Maria Chiazokam Ezeani’s devotion has brought her to hospitals and nursing homes, and now to a community college classroom far from her native land.
A member of the Daughters of Divine Love, the religious sister began SUNY Broome’s Health Studies degree program in January 2019 with the goal of eventually transferring into the Nursing program.
She’s no stranger to healthcare; back home in Nigeria, she worked in hospitals for more than 20 years, taking care of mothers and newborns in the Pro-Life Center and doing medical coding and billing online for a large hospital. She finds joy and meaning in comforting the suffering.
“That passion and desire for taking care of people is still burning in me,” she said. “When you are working in a caring ministry, it is continuing the caring and healing work of God.”
She was sent to the United States as a missionary by her order, which is headquartered in Chicago. Convents span the globe, and sisters include nurses, pharmacists, teachers and social workers among their ranks. She currently lives in her religious community at St. Patrick’s Church in Binghamton.
Where she heads after earning her nursing degree is ultimately up to the order, and God’s will. She expects to stay in the United States, contributing to healthcare for populations in need.
“We are the Daughters of Divine Love. Our mission is to show love to the whole world,” she explained. “Our work is for the entirety of humanity. You are a child of God; you are created by God. That image of God is what we protect.”
Community in college
The Health Studies degree program is highly flexible, preparing students for transfer or for direct entry into allied health professions. Maria appreciates the foundation she is building in healthcare, and tackling the prerequisites for the Nursing program a little bit at a time. She’s in no rush, she said.
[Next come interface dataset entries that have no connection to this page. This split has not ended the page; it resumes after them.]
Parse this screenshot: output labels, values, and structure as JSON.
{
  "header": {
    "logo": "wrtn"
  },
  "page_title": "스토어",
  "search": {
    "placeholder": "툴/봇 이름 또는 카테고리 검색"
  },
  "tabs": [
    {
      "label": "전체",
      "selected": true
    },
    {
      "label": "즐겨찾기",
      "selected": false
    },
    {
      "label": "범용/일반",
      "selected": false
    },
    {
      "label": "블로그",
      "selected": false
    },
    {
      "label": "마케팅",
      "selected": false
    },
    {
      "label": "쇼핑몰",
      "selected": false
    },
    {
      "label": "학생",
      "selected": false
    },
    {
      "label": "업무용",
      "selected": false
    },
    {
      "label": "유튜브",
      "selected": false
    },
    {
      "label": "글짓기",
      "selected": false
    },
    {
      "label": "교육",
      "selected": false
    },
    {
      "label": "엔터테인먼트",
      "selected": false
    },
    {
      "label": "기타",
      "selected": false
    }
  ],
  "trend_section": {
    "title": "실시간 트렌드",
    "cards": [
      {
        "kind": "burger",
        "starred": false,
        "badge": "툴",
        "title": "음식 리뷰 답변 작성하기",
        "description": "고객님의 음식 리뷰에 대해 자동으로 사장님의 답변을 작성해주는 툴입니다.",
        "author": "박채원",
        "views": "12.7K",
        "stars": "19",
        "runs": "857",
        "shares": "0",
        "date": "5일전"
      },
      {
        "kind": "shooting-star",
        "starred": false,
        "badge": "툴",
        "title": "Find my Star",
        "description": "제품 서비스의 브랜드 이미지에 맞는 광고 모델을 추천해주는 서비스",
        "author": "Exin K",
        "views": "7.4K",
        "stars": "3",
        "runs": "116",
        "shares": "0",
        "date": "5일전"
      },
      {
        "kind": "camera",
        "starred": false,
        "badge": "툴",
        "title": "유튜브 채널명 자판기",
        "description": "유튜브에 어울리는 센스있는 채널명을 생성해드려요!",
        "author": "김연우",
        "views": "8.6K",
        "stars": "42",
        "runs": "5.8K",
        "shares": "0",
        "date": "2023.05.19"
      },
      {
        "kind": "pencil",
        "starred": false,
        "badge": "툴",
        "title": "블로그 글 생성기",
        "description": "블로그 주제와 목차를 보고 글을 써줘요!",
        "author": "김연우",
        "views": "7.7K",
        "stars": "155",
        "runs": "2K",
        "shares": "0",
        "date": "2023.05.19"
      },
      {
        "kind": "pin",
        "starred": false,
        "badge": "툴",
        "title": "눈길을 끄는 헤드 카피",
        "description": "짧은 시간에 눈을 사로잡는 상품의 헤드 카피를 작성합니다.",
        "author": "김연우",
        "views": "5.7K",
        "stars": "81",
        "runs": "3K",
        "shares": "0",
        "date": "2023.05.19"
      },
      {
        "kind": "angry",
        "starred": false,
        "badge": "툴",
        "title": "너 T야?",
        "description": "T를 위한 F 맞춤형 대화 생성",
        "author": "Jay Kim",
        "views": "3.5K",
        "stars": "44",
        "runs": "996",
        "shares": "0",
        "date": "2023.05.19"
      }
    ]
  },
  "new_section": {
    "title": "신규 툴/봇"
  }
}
When she first arrived at SUNY Broome, she faced some trepidation; it had been years since she left school, she explained. But she has met encouragement along the way, starting with orientation and continuing in her relationship with professors and advisors – particularly “the two Judies,” advisors Judi Dzuba and Judy Watson, Professor John Pierog and Professor Virginia Shirley.
While English is the official language of Nigeria, it’s British English with different pronunciation and spellings, said Maria, who grew up speaking one of the country’s many native languages. Dr. Shirley provided a tremendous role model, and encouraged Maria to master American English by listening to broadcasts and engaging in conversation.
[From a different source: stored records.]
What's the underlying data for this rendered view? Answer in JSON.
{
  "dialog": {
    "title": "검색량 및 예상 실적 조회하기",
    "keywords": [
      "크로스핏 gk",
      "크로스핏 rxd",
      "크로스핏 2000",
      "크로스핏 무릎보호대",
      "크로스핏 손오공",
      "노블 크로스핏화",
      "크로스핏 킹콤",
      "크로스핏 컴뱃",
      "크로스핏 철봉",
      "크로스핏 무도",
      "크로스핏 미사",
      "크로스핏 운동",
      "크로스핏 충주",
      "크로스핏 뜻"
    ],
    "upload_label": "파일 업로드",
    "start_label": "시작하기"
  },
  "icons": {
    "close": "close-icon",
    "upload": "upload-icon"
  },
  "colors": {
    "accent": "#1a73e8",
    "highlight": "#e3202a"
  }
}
Support services such as tutoring and the Math Lab gave her the tools to succeed when she struggled, and she ended up earning higher grades than she initially imagined.
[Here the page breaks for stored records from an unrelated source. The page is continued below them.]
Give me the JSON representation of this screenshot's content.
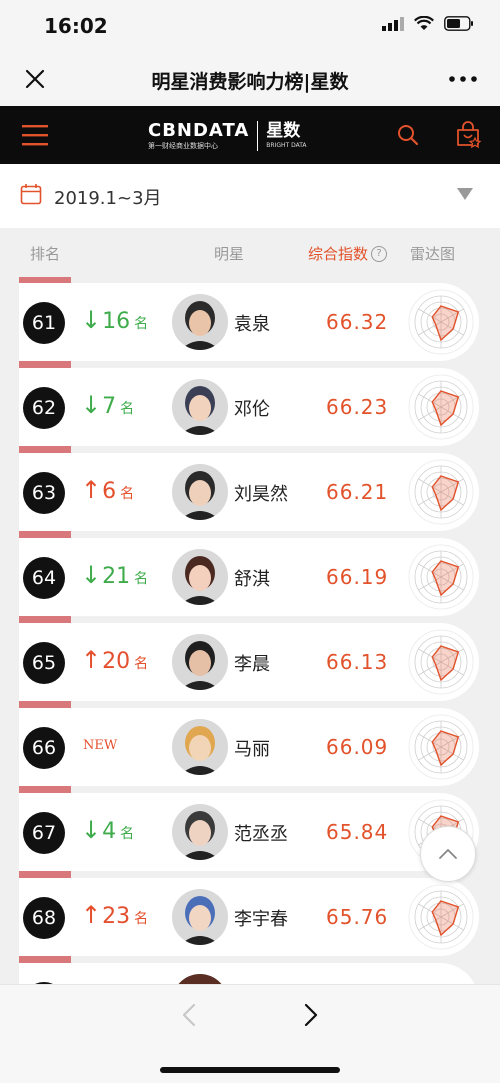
{
  "status": {
    "time": "16:02"
  },
  "wechat": {
    "title": "明星消费影响力榜|星数"
  },
  "header": {
    "brand": "CBNDATA",
    "brand_sub": "第一财经商业数据中心",
    "product": "星数",
    "product_en": "BRIGHT DATA"
  },
  "filter": {
    "date": "2019.1~3月"
  },
  "columns": {
    "rank": "排名",
    "star": "明星",
    "index": "综合指数",
    "help": "?",
    "radar": "雷达图"
  },
  "colors": {
    "accent": "#e2522b",
    "down": "#3fac4c",
    "rank_bar": "#d9787a"
  },
  "rows": [
    {
      "rank": "61",
      "dir": "down",
      "arrow": "↓",
      "change": "16",
      "unit": "名",
      "name": "袁泉",
      "score": "66.32"
    },
    {
      "rank": "62",
      "dir": "down",
      "arrow": "↓",
      "change": "7",
      "unit": "名",
      "name": "邓伦",
      "score": "66.23"
    },
    {
      "rank": "63",
      "dir": "up",
      "arrow": "↑",
      "change": "6",
      "unit": "名",
      "name": "刘昊然",
      "score": "66.21"
    },
    {
      "rank": "64",
      "dir": "down",
      "arrow": "↓",
      "change": "21",
      "unit": "名",
      "name": "舒淇",
      "score": "66.19"
    },
    {
      "rank": "65",
      "dir": "up",
      "arrow": "↑",
      "change": "20",
      "unit": "名",
      "name": "李晨",
      "score": "66.13"
    },
    {
      "rank": "66",
      "dir": "new",
      "new_label": "NEW",
      "name": "马丽",
      "score": "66.09"
    },
    {
      "rank": "67",
      "dir": "down",
      "arrow": "↓",
      "change": "4",
      "unit": "名",
      "name": "范丞丞",
      "score": "65.84"
    },
    {
      "rank": "68",
      "dir": "up",
      "arrow": "↑",
      "change": "23",
      "unit": "名",
      "name": "李宇春",
      "score": "65.76"
    }
  ],
  "icons": {
    "close": "close-icon",
    "more": "more-icon",
    "menu": "menu-icon",
    "search": "search-icon",
    "cart": "cart-icon",
    "calendar": "calendar-icon",
    "scroll_top": "chevron-up-icon",
    "back": "chevron-left-icon",
    "forward": "chevron-right-icon"
  }
}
“I think God planted these people in my way to put me true. They really empowered me,” she said. “I am so, so grateful. Their primary concern is the success of their students.”
SUNY Broome also offered assistance when it came to entering the local workforce through its Center for Career Development. Staff there helped her prepare a resume and coached her on what to expect during interviews. After connecting with prospective employers during the annual Martin Luther King Jr. Job Fair, she received four offers from nursing homes and ultimately chose UHS Senior Living at Ideal. At Ideal, Maria strives to go the extra mile – and often the most recalcitrant patients prove to be her favorites. She treats her charges with patience, compassion and gentle good humor, and they often come to appreciate her dedication.
Sister Maria found SUNY Broome a community college in more than just name. She should know: Religious sisters live in community, with everything shared in common, including one another’s burdens.
“This is a community college and I’m living as a religious in community. I find all the elements of religious community in this college,” she said. “I’m so glad to be here. I have experienced a lot of love and smiles.”